(Entries from a dataset of interfaces)
Content starts

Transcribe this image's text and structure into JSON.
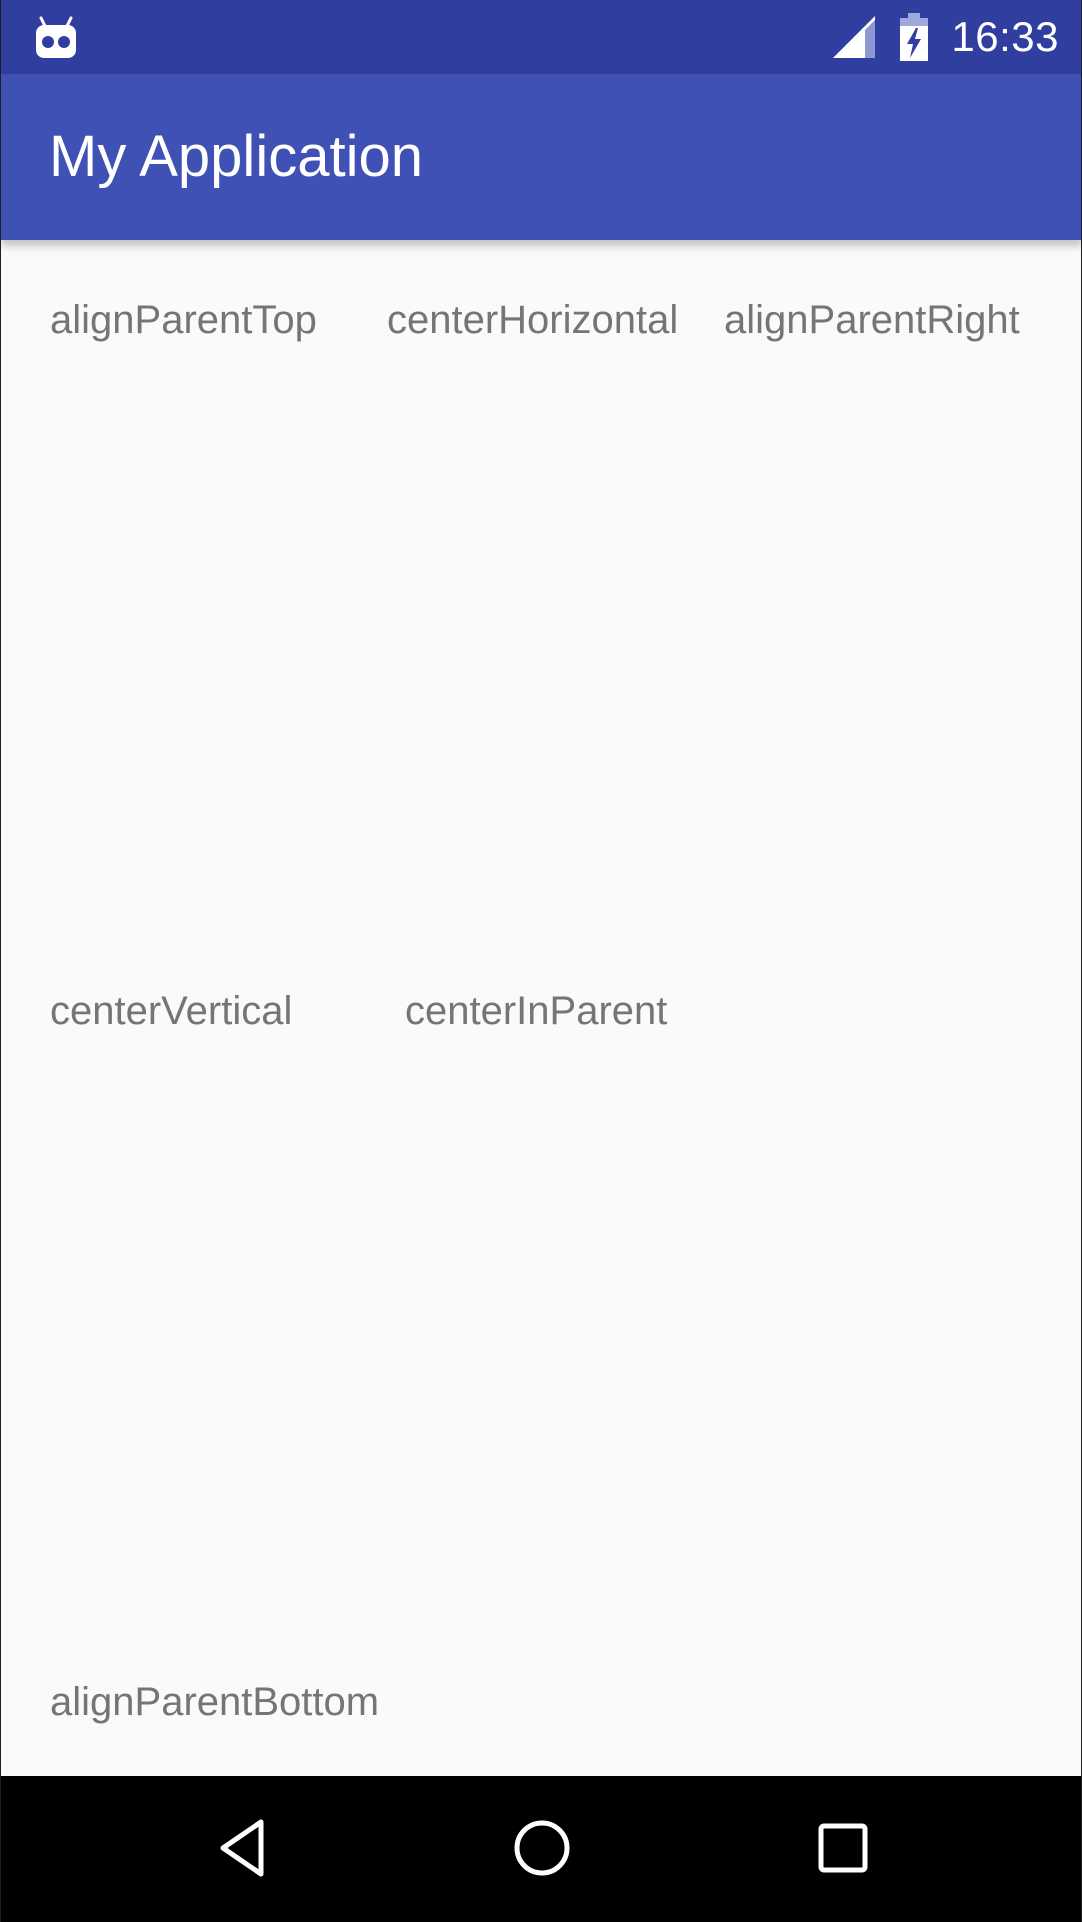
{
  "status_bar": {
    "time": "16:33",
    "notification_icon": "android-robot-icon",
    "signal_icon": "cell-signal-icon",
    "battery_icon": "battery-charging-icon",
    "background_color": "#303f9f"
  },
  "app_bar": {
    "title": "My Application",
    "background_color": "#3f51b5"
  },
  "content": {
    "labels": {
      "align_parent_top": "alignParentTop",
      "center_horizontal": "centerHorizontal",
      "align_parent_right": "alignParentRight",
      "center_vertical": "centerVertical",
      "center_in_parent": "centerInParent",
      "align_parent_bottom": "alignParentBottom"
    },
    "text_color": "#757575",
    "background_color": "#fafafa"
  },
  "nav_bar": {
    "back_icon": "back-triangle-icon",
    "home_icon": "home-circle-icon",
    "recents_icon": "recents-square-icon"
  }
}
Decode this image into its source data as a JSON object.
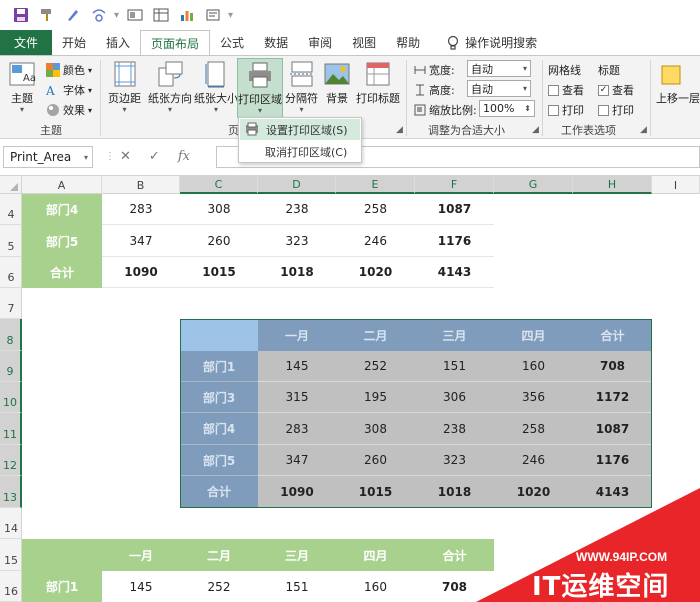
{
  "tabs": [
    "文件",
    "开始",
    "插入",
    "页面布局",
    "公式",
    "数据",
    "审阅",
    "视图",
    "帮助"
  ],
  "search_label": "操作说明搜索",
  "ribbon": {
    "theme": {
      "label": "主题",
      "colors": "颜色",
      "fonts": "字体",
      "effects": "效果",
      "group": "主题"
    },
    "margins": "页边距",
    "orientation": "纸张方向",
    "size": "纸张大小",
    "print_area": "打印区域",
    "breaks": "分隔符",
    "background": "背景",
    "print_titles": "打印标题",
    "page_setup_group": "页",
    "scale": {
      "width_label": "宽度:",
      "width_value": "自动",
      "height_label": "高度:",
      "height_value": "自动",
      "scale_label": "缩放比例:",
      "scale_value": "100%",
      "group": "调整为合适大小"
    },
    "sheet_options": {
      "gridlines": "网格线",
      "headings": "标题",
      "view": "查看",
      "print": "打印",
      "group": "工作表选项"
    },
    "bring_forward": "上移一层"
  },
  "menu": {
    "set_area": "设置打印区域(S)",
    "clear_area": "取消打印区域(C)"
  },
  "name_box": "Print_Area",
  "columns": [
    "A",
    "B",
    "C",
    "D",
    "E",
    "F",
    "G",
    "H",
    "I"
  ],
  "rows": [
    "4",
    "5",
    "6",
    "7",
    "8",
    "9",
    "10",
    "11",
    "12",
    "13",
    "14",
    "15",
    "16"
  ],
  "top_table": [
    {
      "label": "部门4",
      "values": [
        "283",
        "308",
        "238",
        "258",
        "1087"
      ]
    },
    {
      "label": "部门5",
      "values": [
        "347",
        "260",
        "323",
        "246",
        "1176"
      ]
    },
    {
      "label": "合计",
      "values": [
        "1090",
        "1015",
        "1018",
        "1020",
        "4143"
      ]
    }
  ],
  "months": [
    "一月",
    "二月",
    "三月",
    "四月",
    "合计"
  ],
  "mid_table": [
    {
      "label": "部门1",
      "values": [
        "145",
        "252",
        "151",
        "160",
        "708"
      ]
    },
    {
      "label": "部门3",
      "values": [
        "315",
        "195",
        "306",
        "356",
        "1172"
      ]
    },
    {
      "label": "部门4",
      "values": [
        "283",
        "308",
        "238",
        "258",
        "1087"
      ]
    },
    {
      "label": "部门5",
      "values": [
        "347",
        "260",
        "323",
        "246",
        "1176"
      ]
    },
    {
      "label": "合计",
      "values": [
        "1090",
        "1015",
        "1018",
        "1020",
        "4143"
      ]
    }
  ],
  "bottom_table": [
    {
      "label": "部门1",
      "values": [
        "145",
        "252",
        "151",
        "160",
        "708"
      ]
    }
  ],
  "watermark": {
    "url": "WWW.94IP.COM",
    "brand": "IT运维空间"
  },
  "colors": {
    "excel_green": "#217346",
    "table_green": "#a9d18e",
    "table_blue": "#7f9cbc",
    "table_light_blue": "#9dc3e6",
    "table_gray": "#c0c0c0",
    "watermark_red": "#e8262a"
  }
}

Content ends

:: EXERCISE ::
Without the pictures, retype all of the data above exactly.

:: TASK ANSWER ::
Transcribe this image's text and structure into JSON.
{
  "status_bar": {
    "time": "16:33",
    "notification_icon": "android-robot-icon",
    "signal_icon": "cell-signal-icon",
    "battery_icon": "battery-charging-icon",
    "background_color": "#303f9f"
  },
  "app_bar": {
    "title": "My Application",
    "background_color": "#3f51b5"
  },
  "content": {
    "labels": {
      "align_parent_top": "alignParentTop",
      "center_horizontal": "centerHorizontal",
      "align_parent_right": "alignParentRight",
      "center_vertical": "centerVertical",
      "center_in_parent": "centerInParent",
      "align_parent_bottom": "alignParentBottom"
    },
    "text_color": "#757575",
    "background_color": "#fafafa"
  },
  "nav_bar": {
    "back_icon": "back-triangle-icon",
    "home_icon": "home-circle-icon",
    "recents_icon": "recents-square-icon"
  }
}
Decode this image into its source data as a JSON object.
{
  "tabs": [
    "文件",
    "开始",
    "插入",
    "页面布局",
    "公式",
    "数据",
    "审阅",
    "视图",
    "帮助"
  ],
  "search_label": "操作说明搜索",
  "ribbon": {
    "theme": {
      "label": "主题",
      "colors": "颜色",
      "fonts": "字体",
      "effects": "效果",
      "group": "主题"
    },
    "margins": "页边距",
    "orientation": "纸张方向",
    "size": "纸张大小",
    "print_area": "打印区域",
    "breaks": "分隔符",
    "background": "背景",
    "print_titles": "打印标题",
    "page_setup_group": "页",
    "scale": {
      "width_label": "宽度:",
      "width_value": "自动",
      "height_label": "高度:",
      "height_value": "自动",
      "scale_label": "缩放比例:",
      "scale_value": "100%",
      "group": "调整为合适大小"
    },
    "sheet_options": {
      "gridlines": "网格线",
      "headings": "标题",
      "view": "查看",
      "print": "打印",
      "group": "工作表选项"
    },
    "bring_forward": "上移一层"
  },
  "menu": {
    "set_area": "设置打印区域(S)",
    "clear_area": "取消打印区域(C)"
  },
  "name_box": "Print_Area",
  "columns": [
    "A",
    "B",
    "C",
    "D",
    "E",
    "F",
    "G",
    "H",
    "I"
  ],
  "rows": [
    "4",
    "5",
    "6",
    "7",
    "8",
    "9",
    "10",
    "11",
    "12",
    "13",
    "14",
    "15",
    "16"
  ],
  "top_table": [
    {
      "label": "部门4",
      "values": [
        "283",
        "308",
        "238",
        "258",
        "1087"
      ]
    },
    {
      "label": "部门5",
      "values": [
        "347",
        "260",
        "323",
        "246",
        "1176"
      ]
    },
    {
      "label": "合计",
      "values": [
        "1090",
        "1015",
        "1018",
        "1020",
        "4143"
      ]
    }
  ],
  "months": [
    "一月",
    "二月",
    "三月",
    "四月",
    "合计"
  ],
  "mid_table": [
    {
      "label": "部门1",
      "values": [
        "145",
        "252",
        "151",
        "160",
        "708"
      ]
    },
    {
      "label": "部门3",
      "values": [
        "315",
        "195",
        "306",
        "356",
        "1172"
      ]
    },
    {
      "label": "部门4",
      "values": [
        "283",
        "308",
        "238",
        "258",
        "1087"
      ]
    },
    {
      "label": "部门5",
      "values": [
        "347",
        "260",
        "323",
        "246",
        "1176"
      ]
    },
    {
      "label": "合计",
      "values": [
        "1090",
        "1015",
        "1018",
        "1020",
        "4143"
      ]
    }
  ],
  "bottom_table": [
    {
      "label": "部门1",
      "values": [
        "145",
        "252",
        "151",
        "160",
        "708"
      ]
    }
  ],
  "watermark": {
    "url": "WWW.94IP.COM",
    "brand": "IT运维空间"
  },
  "colors": {
    "excel_green": "#217346",
    "table_green": "#a9d18e",
    "table_blue": "#7f9cbc",
    "table_light_blue": "#9dc3e6",
    "table_gray": "#c0c0c0",
    "watermark_red": "#e8262a"
  }
}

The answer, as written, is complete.